In a judgement penned before the Covid-19 pandemic, Nye writes that Trump showed “an immoral approach to consequences in which personal political convenience prevailed over lives… Moreover, his lack of respect for institutions and truth produced a loss of soft power, though it remains to be seen if the damage to institutions and reputation will be readily repairable or not.”
Using his model to assess morality and effectiveness in foreign policy, Nye ranks the fourteen presidents since 1945:
Best: Roosevelt, Truman, Eisenhower and George H.W. Bush
Middle: Kennedy, Ford, Carter, Reagan, Clinton and Obama
Worst: Johnson, Nixon, George W. Bush and Trump
Looking at the worst category, Nye writes that Johnson, Bush and Trump were “notably deficient on the dimension of contextual intelligence, sometimes teetering on the edge of wilful ignorance, reckless assessment and gross negligence.”
Moral choices are an inescapable aspect of foreign policy, Nye concludes, though cynics pretend otherwise. He dismisses the realist line that “interests bake the cake and values are just some icing presidents dribbled on to make it look pretty.” Icing says a lot about the idea as well as the taste of the cake, as Nye argues: “Humans do not live by the sword alone. Words are also powerful. Swords are swifter, but words can change the minds that wield the swords.” He quotes Kissinger’s line that international order depends not only on the balance of hard power but on perceptions of legitimacy. And legitimacy, Nye says, depends on values.
Summing up, Nye reflects that the important moral choices for future presidents will be about where and how to be involved in the world. American leadership, he says, is not the same as hegemony or domination or military intervention.

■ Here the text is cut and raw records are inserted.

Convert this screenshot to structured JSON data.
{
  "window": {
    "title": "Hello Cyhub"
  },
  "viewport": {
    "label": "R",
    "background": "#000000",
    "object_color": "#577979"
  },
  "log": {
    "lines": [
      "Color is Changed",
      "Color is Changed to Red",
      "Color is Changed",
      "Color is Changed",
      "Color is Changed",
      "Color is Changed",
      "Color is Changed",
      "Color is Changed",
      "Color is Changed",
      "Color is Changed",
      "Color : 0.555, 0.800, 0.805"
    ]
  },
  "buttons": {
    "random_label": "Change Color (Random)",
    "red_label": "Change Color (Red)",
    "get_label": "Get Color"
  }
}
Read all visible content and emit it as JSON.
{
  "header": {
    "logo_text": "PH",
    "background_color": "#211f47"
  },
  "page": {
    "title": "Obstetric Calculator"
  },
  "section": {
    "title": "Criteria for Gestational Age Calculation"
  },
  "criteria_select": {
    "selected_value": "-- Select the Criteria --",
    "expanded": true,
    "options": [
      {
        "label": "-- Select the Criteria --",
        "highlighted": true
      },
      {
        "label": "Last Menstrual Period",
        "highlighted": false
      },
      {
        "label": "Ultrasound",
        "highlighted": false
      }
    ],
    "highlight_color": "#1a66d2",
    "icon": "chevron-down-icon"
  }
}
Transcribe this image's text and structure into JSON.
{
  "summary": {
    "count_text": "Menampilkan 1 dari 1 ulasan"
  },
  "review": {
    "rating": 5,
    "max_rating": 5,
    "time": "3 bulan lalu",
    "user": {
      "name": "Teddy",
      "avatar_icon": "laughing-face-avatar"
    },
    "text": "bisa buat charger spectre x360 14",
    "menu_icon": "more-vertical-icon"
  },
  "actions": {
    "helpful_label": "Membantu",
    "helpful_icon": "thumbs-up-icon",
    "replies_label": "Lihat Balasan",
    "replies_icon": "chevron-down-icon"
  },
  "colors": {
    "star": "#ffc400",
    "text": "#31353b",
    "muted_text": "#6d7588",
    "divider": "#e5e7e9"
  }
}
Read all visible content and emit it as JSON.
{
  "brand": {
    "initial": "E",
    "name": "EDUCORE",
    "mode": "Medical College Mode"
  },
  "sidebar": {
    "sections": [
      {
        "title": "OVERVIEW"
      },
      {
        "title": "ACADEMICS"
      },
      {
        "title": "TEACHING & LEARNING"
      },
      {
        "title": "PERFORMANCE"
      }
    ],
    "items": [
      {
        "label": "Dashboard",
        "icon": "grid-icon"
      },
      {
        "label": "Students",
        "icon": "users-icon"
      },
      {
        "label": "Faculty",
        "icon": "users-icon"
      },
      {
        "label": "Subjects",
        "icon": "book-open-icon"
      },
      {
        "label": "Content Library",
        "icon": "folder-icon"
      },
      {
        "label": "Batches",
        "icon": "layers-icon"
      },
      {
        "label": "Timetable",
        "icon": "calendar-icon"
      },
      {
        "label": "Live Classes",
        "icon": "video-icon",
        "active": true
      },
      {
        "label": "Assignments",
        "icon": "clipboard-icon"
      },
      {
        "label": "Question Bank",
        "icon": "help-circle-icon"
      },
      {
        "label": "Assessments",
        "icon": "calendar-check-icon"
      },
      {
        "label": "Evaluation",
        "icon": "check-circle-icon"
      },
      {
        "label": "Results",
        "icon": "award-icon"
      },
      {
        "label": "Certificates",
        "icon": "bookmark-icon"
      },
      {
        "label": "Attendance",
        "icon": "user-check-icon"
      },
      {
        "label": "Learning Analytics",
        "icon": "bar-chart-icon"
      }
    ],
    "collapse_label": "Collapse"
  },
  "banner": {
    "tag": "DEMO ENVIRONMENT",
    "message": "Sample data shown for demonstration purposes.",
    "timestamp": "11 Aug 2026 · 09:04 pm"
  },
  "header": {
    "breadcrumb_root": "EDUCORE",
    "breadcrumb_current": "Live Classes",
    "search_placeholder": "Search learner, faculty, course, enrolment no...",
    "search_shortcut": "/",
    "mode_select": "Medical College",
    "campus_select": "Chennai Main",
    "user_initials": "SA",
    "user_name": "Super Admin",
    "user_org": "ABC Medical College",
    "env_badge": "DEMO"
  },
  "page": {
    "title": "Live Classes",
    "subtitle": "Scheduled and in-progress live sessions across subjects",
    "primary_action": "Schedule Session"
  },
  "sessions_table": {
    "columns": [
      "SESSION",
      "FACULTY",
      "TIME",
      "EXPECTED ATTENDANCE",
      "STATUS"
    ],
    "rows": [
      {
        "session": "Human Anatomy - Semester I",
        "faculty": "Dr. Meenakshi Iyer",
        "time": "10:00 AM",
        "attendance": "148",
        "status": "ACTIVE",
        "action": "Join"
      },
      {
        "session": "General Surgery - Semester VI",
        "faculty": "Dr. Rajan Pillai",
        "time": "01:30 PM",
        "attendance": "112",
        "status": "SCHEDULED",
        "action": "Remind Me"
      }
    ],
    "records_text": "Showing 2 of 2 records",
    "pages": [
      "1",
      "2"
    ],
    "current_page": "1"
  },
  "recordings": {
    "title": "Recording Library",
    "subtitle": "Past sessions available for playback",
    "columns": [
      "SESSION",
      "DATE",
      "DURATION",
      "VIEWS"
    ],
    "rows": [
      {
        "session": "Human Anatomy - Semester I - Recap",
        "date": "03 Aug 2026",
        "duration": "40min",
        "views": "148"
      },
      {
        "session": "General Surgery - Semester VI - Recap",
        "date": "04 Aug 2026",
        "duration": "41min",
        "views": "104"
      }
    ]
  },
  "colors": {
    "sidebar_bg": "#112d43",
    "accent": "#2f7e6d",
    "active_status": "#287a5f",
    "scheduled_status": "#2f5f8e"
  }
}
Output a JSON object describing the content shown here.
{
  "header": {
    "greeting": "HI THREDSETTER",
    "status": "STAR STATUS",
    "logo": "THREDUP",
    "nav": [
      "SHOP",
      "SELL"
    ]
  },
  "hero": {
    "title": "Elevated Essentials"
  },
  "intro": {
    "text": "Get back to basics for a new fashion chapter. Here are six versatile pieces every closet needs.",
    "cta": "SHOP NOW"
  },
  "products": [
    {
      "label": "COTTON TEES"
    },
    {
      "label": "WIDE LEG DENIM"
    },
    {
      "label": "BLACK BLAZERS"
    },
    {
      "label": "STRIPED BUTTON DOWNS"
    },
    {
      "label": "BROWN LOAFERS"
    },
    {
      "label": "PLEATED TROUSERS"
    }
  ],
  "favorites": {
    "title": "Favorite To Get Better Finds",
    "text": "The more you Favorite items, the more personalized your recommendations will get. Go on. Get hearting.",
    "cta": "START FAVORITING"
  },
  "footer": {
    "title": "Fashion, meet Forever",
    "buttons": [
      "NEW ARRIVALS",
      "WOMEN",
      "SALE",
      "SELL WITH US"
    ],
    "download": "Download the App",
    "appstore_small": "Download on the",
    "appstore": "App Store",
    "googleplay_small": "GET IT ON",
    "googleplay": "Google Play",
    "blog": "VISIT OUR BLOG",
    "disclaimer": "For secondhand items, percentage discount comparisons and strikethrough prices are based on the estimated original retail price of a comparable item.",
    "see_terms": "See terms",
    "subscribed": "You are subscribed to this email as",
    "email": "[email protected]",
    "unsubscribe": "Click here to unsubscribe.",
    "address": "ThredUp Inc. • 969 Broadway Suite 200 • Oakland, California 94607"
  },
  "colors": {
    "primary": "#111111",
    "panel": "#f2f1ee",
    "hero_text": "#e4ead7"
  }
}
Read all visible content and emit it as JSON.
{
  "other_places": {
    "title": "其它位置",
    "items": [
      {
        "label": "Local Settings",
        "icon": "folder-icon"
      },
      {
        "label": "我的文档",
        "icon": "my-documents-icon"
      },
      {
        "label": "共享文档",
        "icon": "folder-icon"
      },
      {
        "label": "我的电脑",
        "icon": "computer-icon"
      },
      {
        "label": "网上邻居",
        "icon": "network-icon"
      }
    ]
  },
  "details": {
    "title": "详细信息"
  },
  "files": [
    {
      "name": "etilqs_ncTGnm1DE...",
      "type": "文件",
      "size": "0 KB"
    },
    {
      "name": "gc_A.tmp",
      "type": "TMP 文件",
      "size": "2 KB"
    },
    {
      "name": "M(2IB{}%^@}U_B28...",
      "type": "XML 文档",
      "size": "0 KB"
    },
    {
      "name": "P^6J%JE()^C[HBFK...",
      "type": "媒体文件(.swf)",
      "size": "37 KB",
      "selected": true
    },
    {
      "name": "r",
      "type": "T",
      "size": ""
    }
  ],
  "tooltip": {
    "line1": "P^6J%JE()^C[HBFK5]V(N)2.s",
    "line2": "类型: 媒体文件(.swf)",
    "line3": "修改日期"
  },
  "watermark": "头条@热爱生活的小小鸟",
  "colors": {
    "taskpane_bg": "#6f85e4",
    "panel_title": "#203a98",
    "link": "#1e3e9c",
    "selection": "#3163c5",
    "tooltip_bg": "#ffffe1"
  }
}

America now has less preponderance in a more complex world.
His final sentence acknowledges the Trumpian shadow: “The future success of American foreign policy may be threatened more by the rise of nativist politics that narrow our moral vision at home than by the rise and decline of other powers abroad.” •